A lot rests on the ability to convert redundant town centre buildings into homes. Let’s look at this in more detail and the opportunities it presents for indie developers.
Changes to Permitted Development Rights
Permitted Development Rights (PDRs) were introduced to try to improve the predictability of the planning approval process. These PDRs allow developers to change the use of a building without having to apply for full planning permission.
Instead, they must notify the council using a process known as ‘prior notification/approval’, which gives local authorities fixed timescales to assess the application against a small number of set criteria, and make a decision. If there’s no decision within that timescale, approval is given by default. This guarantees developers a clear timescale and more certainty.
In September 2020, the government changed the classification of various types of non-residential buildings, lumping them into a new ‘super-category’ called Class E.
This means that developers won’t need any prior approval or planning permission to change the use/class of any building in Class E to another use class within Class E (because effectively they are now all in the same use class already).
An office can be converted to a shop/restaurant, and vice versa, without planning permission being required.
Also, the government recently announced plans to make it possible to change any building in Class E into residential use under Permitted Development. The consultation period for these plans is just ending. The new rules are expected to take effect later this year.
Making property development more accessible
By removing a key obstacle for property developers, more homes can be built more quickly within old commercial properties. This latest proposed PDR will be fundamental to the government’s high street rejuvenation plans.
So, this could mean rise of the independent property developer.
Becoming a first-time property developer doesn’t take as much skill, experience, or upfront investment as many might expect. The property developer’s main role is to assemble a team, find a good opportunity, and oversee the project. This is not dissimilar to a home renovation project – just on a different scale.
Landlords and business owners already have the key skills needed, though they’ll need training in overseeing the property development process.
It’s not without risk, it’s certainly not easy and it takes time to complete a project. But as a means of creating significant returns, it’s arguably one of the most highly-leveraged business models there is.
How does small, independent property development work?
Most people are broadly familiar with the buy-to-let model and often feel that property development must be much riskier. Yet, it’s possible to get started in property development with less upfront capital than becoming a landlord. It comes down to the deal you put together.
When you apply for a mortgage, the lender typically looks at you, the individual, first and then the building you intend to purchase to see if it will retain its value. If everything looks good, you get your mortgage.
With property development, specialist commercial lenders will assess the deal first and create what-if scenarios. What if the contractor goes bust? Or the market declines? They will look at your contractor, architect, planning consultant, etc., to see how robust and experienced your team is. Finally, they will look at your skills and experience.
Commercial lenders will typically lend up to 70% of property cost and 100% of development costs (assuming you have planning permission or permitted development rights), releasing the money for development in tranches over the course of the project.

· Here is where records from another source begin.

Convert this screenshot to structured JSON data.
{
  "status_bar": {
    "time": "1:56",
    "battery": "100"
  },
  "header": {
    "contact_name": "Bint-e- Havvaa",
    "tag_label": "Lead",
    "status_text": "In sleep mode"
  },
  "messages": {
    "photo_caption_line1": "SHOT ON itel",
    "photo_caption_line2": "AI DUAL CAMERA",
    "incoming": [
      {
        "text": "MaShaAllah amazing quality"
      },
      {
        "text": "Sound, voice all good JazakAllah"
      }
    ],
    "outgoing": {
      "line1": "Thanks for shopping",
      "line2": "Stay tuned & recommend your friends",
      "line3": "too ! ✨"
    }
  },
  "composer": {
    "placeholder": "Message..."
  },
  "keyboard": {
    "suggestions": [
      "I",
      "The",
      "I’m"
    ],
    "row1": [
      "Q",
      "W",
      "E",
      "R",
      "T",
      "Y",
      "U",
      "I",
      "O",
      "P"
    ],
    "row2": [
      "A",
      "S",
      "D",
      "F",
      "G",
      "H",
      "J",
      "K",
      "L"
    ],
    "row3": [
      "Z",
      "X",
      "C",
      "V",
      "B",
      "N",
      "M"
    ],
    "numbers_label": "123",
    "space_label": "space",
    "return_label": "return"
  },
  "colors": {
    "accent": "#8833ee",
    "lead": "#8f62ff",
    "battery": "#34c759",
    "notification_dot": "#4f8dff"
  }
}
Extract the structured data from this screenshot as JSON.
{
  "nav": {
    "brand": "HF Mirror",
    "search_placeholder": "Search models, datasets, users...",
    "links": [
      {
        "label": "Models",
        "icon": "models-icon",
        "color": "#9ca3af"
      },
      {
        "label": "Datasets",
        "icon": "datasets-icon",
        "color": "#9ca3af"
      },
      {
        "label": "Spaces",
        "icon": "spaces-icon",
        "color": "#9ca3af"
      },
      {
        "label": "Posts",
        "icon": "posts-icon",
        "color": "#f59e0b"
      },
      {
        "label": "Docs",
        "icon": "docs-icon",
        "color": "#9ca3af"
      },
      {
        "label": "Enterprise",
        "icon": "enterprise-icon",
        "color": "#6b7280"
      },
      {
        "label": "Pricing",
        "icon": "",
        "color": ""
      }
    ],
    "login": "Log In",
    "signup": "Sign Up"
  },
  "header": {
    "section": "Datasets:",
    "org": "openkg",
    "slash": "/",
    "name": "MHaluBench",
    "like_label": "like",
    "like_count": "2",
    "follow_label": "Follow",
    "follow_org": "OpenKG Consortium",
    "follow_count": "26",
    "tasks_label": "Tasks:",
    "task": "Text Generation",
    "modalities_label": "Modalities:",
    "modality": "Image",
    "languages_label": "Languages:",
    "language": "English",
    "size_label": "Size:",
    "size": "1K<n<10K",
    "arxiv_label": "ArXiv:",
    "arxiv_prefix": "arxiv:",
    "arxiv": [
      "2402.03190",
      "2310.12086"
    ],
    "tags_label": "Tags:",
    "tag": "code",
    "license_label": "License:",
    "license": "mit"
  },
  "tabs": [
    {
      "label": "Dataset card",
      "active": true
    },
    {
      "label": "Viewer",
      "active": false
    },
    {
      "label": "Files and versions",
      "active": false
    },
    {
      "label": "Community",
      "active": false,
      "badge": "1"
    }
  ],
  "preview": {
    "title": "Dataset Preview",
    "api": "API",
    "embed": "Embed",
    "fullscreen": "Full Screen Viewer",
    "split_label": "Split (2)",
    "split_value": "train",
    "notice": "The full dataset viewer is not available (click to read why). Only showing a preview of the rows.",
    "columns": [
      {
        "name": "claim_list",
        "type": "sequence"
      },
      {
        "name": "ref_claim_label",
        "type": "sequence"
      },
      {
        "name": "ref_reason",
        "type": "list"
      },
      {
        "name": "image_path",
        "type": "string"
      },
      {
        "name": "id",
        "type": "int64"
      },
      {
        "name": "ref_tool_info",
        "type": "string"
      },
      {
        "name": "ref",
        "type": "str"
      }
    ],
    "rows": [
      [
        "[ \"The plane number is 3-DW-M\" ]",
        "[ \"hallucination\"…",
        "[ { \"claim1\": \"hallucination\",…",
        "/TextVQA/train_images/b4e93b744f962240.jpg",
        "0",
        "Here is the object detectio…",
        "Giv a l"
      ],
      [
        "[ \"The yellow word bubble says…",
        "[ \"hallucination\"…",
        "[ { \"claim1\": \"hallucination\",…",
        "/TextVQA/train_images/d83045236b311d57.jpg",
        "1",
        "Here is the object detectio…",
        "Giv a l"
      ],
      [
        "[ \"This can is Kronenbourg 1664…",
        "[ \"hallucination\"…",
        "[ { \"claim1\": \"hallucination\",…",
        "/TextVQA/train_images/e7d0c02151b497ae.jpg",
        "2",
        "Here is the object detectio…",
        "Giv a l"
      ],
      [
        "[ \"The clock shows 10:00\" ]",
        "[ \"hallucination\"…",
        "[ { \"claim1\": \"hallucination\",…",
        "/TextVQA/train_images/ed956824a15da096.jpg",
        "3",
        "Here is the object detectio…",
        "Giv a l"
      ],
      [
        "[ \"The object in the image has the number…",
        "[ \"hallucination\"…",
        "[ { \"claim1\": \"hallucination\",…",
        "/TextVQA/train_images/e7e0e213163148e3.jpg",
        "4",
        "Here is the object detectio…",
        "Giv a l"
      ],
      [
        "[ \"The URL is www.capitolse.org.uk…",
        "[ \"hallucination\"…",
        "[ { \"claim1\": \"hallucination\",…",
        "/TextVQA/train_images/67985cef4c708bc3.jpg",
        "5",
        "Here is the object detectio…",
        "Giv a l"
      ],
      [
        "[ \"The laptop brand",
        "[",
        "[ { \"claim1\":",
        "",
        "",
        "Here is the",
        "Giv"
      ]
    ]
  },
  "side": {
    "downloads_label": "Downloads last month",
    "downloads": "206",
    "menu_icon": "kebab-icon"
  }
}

To fund the additional 30% of the upfront property cost, you can turn to private lenders. Commercial lenders will usually want to see your commitment, so may require you to put in at least 10% of the 30% deposit yourself.
Setting up your business and assessing property deals comes with some expense. You’ll need a website, back-office, accounting, professional fees for architects’ reports, etc. However, with less than £10,000 you could acquire a £300,000 property that could return a potential six-figure profit once developed. With experience, you can scale up, taking on several projects at once.
The new rules
When Permitted Development Rights were first published, there were no minimum unit size requirements placed on what was built, making it easier to repurpose larger commercial buildings.
However, a few unscrupulous developers created cramped, substandard accommodation. As a result, the government introduced a requirement that all permitted development projects submitted from April 6 2021 must meet National Space Standards – i.e., a minimum standard in terms of size and light access.
Rejuvenating town centres needs the right mix of shops, cafes and housing. Local councils may be tempted to issue Article 4 directions to prevent this, as these effectively suspend Permitted Development Rights and require each development to have full planning permission instead. A sledgehammer approach.
To avoid this, both government and councils need to adopt a balanced approach that allows us to create the right blend of housing, retail and commercial space in our new-look town centres.
With the new Permitted Development Rights expected to become effective from August 1 2021, there is plenty of scope for people wishing to become indie property developers.
*Ritchie Clapson is co-founder of propertyCEO, a nationwide property development and training company that helps people create a successful property development business in their spare time
<!– –> This post has originally been featured in Property Investor Today.